For Millions, the Election was Always Lost

For Millions, the Election was Always Lost

Black Lives Matter, immigrant rights, and Fight for $15 activists protest the fourth GOP debate in Milwaukee, November 2015 (Joe Brusky)

In one night, for many in this country, the world seemed to turn upside down. With the spectacle of Trump’s victory, the unimaginable morphed into an unrecognizable reality. The vindication of nationalist rage against “the establishment”—what Trump called his “movement”—looked like a cruel perversion of democracy, a “populist” victory built on the destruction of people power.

But for people who were never enfranchised, or who always existed in a state of liminal second-class citizenship, November 9 was just another day.
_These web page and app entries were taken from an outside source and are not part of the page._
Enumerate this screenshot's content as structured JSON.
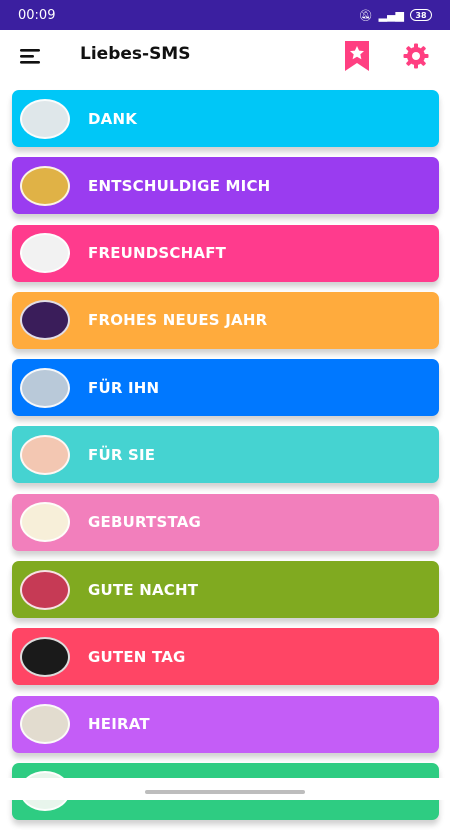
{
  "status_bar": {
    "time": "00:09",
    "battery": "38"
  },
  "app_bar": {
    "title": "Liebes-SMS",
    "icons": [
      "menu-icon",
      "bookmark-star-icon",
      "gear-icon"
    ],
    "accent_color": "#ff3f81"
  },
  "categories": [
    {
      "label": "DANK",
      "color": "#00c7f7",
      "avatar_color": "#dfe7ea"
    },
    {
      "label": "ENTSCHULDIGE MICH",
      "color": "#9a3cf0",
      "avatar_color": "#e0b246"
    },
    {
      "label": "FREUNDSCHAFT",
      "color": "#ff3b8d",
      "avatar_color": "#f2f2f2"
    },
    {
      "label": "FROHES NEUES JAHR",
      "color": "#ffab3d",
      "avatar_color": "#3a1d5a"
    },
    {
      "label": "FÜR IHN",
      "color": "#0078ff",
      "avatar_color": "#b9c9d9"
    },
    {
      "label": "FÜR SIE",
      "color": "#45d3d1",
      "avatar_color": "#f3c7b2"
    },
    {
      "label": "GEBURTSTAG",
      "color": "#f27fbc",
      "avatar_color": "#f7efd9"
    },
    {
      "label": "GUTE NACHT",
      "color": "#80aa20",
      "avatar_color": "#c63a55"
    },
    {
      "label": "GUTEN TAG",
      "color": "#ff4565",
      "avatar_color": "#1a1a1a"
    },
    {
      "label": "HEIRAT",
      "color": "#c45df7",
      "avatar_color": "#e2dccf"
    },
    {
      "label": "",
      "color": "#2ecc82",
      "avatar_color": "#e8f5ec"
    }
  ]
}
They didn’t have the privilege of feeling like their voice at the ballot box had been silenced. For many, their very humanity had been denied the minute they set foot on American soil. A sense of profound alienation was familiar territory those who by law never had the vote, who didn’t awake to a nation they “no longer recognized,” so much as to a country that never recognized them.
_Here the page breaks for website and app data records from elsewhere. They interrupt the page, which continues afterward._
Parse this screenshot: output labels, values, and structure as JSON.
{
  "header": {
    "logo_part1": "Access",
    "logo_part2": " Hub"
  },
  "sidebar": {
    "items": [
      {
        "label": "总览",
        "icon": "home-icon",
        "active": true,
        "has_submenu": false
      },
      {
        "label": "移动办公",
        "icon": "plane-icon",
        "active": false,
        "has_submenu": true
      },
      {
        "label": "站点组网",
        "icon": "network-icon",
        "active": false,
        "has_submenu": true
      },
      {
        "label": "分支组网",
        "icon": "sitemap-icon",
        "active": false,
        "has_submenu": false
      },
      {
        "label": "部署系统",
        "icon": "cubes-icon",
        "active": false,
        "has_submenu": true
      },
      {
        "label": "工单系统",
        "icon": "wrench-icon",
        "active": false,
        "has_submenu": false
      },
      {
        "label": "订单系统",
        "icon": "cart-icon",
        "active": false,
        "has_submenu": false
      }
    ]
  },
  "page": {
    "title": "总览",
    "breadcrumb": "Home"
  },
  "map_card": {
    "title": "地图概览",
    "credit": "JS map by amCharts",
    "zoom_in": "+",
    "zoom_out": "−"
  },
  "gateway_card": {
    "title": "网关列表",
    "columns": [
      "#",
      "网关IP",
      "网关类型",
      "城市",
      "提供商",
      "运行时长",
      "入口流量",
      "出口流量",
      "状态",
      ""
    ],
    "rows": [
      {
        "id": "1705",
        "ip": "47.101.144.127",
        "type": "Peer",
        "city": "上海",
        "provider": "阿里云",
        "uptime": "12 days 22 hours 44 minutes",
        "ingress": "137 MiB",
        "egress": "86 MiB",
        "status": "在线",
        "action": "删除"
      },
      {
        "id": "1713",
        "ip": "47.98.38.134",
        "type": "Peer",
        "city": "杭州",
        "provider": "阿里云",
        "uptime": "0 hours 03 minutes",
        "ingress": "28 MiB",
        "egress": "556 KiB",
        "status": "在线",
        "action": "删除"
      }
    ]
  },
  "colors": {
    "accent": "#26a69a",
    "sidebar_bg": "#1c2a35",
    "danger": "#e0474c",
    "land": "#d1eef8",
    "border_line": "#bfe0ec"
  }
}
It is ironic, yet perfectly fitting, that so much of this election centered on excluding others from the democratic process. Fitting because Trump’s win was secured through the systematic exclusion of key groups who have throughout history been denied the franchise: the rollback of voting rights and backlash against Black Lives Matter were not just irrational spasms of white anxiety but systematic assaults on the hard-fought gains of the civil rights movement. Those rights, too, were won a century late—in an effort to redeem the promise of the Fourteenth Amendment, which had to be added to the Constitution simply to affirm the citizenship of the formerly enslaved. And even with the past voting protections in place, huge swaths of the population were effectively disenfranchised by the criminal justice system.

Winning the vote based on the desire to deny future citizenship to undocumented immigrants perfectly encapsulates both why and how Trump triumphed. People exercised democracy in order to deny it to others—a zero-sum economy of political power that has driven politics since the nation’s founding.

And amid the chants about Building the Wall and banning Muslims, a more subtle war on indigenous rights was at work. As the backlash against fossil fuel regulation found a voice in Trump’s rhetoric, indigenous Americans struggled to stand their ground against dirty energy companies at Standing Rock and confronted the brazen brutality of colonization’s legacy as security forces cracked down on their demonstration.

Indigenous Americans were not considered citizens until 1924. Even then, many tribal members rejected the legal status conferred on them by federal authorities, because their claim to America has always been about not citizenship but about sovereignty and nationhood on their own terms.

So for millions, the day after the election was just another day of feeling dispossessed in America. Their political reality has, of course, changed profoundly, but the prospects of a Trump America that terrified many voters during the campaign season has long been the America that untold millions already lived in; today, it’s just more miserable, more precarious, more violent.

Still, the people who were always excluded from the system know how to persevere under a government that denies their humanity.

Cesar Vargas of the Dream Action Coalition surveys the post-Trump political horizon and sees more, not less, space to mobilize and defend communities:Trump can try to take DACA away from us. But he won’t take our away our spirit to fight for our families. Just as my mother demonstrated unwavering strength, we will not let fear defeat us.”

Already, immigrant advocates are organizing their communities, holding the ones they love close, steeling the defenses of so-called “sanctuary cities” against Trump’s threats to punish them for refusing to cooperate with federal immigration raids. Their fight for survival did not begin on election day but takes on new urgency now.

The battle for the White House was less about electing a president than about determining who gets to wield power. So the election didn’t recreate but reiterated and amplified the status quo, masked as a “change agent.” The super-empowered few have always militated against democracy and used the electoral process itself to further disempower the dispossessed—a constituency that, by the way, includes people who were seduced into voting for Trump.

And as always, the unrepresented know how to survive in a world that forces them into a constant state of existential crisis. America under Trump would do well to listen to those who must constantly fight to be heard.

For them, nothing worth fighting for was ever worth retreating over. That’s why, after election day as before, people will take to the streets to defend black life; declare themselves undocumented and unafraid; and stand united at Standing Rock. Since they have always known where they belong, their social and cultural enfranchisement need not be certified by law. Their citizenship remains without borders.


Michelle Chen is a contributing editor at Dissent and co-host of its Belabored podcast.